Science and Technology and the Economy
Canterbury Manufacturers’ Association.
6 July 2006
The Canterbury Manufacturers’ Association agrees with the Ministry of Research Science and Technology’s statement that hi-tech success is a challenge - “like hitting a series of sixes off top class bowlers”. However, given that economic growth in primary and tourism sectors have natural limits, what option does New Zealand have but to get into the hi-tech game?
The Association says that the primary sector is an important element to New Zealand’s economy as it generates export earnings and provides the opportunity and comparative advantage for post farm gate food processing. Such processing opens opportunities for branding, support services and provides value-add to on-farm activity. However, the CMA says that this sector has inherent disadvantages similar to those in the tourism industry. Success holds its own limits in that too many tourists looking for a wilderness experience spoil the very experience sought and we might have many cows to sustain the clean and green perception that is very useful in food sales channels. CEO John Walley says that if such advantages are over exploited they have a tendency to consume their own brand image and there are natural limits to the growth in these areas that should be tested with care.
Mr. Walley says that such limits to growth are not that constrained in the Hi-Tech industries where the value density of some in the elaborately transformed manufacturing (ETM) sector is huge. A bulletin released by the OECD last month stated, yet again, that innovation, research and development and the protection of intellectual property are the key drivers of long-term economic growth. Countries such as Singapore and Taiwan provide examples to New Zealand of how elaborately transformed manufacturing, driving off R&D, applying knowledge, developing niche high value products and markets provide a sound basis for export growth.
Mr. Walley say that the wine industry has grown strongly in recent years, yet it has only reached the point of selling half the value of three of our larger ETM companies, because manufacturing is less visible it does not make it less important. Primary, primary processing and food manufacturing are important to exports, but it is hard to see a first world future for New Zealand without a supported and growing ETM component in the economy.
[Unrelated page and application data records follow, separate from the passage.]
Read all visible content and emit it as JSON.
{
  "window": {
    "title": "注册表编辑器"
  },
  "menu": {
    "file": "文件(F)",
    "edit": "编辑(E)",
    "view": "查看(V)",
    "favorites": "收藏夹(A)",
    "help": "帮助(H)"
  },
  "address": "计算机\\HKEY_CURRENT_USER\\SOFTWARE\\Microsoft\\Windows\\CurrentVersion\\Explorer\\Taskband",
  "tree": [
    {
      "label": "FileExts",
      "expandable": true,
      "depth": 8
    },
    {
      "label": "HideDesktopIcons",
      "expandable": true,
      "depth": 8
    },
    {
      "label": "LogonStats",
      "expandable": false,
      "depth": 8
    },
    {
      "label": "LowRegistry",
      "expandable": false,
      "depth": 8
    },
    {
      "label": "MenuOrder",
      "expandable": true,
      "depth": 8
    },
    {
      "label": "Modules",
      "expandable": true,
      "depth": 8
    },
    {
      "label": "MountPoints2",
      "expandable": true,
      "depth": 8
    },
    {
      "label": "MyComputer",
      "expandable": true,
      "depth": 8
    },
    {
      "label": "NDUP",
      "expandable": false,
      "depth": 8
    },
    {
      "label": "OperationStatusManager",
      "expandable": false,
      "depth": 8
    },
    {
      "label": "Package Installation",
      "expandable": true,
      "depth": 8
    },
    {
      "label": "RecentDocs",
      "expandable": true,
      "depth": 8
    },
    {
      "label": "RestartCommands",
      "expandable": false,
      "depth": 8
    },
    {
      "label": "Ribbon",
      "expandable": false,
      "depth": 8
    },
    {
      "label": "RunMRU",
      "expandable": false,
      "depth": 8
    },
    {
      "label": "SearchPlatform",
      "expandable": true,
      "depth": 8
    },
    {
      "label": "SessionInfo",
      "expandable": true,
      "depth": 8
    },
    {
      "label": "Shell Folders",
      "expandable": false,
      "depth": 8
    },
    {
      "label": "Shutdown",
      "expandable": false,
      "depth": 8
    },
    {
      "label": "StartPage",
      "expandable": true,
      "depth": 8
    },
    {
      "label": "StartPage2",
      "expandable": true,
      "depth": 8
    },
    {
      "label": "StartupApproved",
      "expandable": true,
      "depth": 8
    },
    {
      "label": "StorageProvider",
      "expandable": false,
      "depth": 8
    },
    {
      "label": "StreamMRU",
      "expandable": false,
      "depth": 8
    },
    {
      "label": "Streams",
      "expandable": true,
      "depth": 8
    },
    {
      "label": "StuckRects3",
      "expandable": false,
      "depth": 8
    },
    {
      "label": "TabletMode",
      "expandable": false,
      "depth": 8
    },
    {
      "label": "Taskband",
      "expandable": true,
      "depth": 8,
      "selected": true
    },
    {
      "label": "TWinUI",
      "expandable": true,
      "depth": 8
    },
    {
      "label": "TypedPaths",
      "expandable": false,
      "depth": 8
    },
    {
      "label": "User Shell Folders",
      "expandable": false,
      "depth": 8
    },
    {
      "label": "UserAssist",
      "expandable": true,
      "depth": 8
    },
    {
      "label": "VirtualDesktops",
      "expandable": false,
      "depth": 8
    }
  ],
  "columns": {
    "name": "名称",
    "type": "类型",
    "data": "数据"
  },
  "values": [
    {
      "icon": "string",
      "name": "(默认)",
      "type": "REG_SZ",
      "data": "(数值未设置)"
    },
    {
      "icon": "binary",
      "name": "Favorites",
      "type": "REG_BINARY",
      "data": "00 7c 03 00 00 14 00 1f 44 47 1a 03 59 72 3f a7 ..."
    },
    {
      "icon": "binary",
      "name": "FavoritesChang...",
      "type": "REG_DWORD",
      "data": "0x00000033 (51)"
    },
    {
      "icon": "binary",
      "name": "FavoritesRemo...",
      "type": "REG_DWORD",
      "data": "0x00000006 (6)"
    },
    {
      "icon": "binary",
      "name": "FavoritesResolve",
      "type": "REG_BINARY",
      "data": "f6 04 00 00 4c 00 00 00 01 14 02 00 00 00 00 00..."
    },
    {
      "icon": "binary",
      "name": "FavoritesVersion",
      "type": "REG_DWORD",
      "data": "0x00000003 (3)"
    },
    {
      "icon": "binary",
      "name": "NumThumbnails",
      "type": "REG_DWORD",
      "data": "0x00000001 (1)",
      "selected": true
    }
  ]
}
The fact is that almost the entire spending of the CRIs is targeted at the primary sector but it is encouraging that Government is thinking about economic transformation as firms involved in this process have been left without support for too long. Mr. Walley says that at their early stages of development, ETMs firms are often undercapitalised, personally guaranteed and exposed to all the slings and arrows the world throws at them – interest rates, policy settings, exchange rates and competition with low cost countries. “Success is not guaranteed but when it happens it brings vast benefits to the economy. Just look at Tait, Rakon, Endace, Navman, Aucom, Skellerup, Skope and in the new, new economy, Trademe”.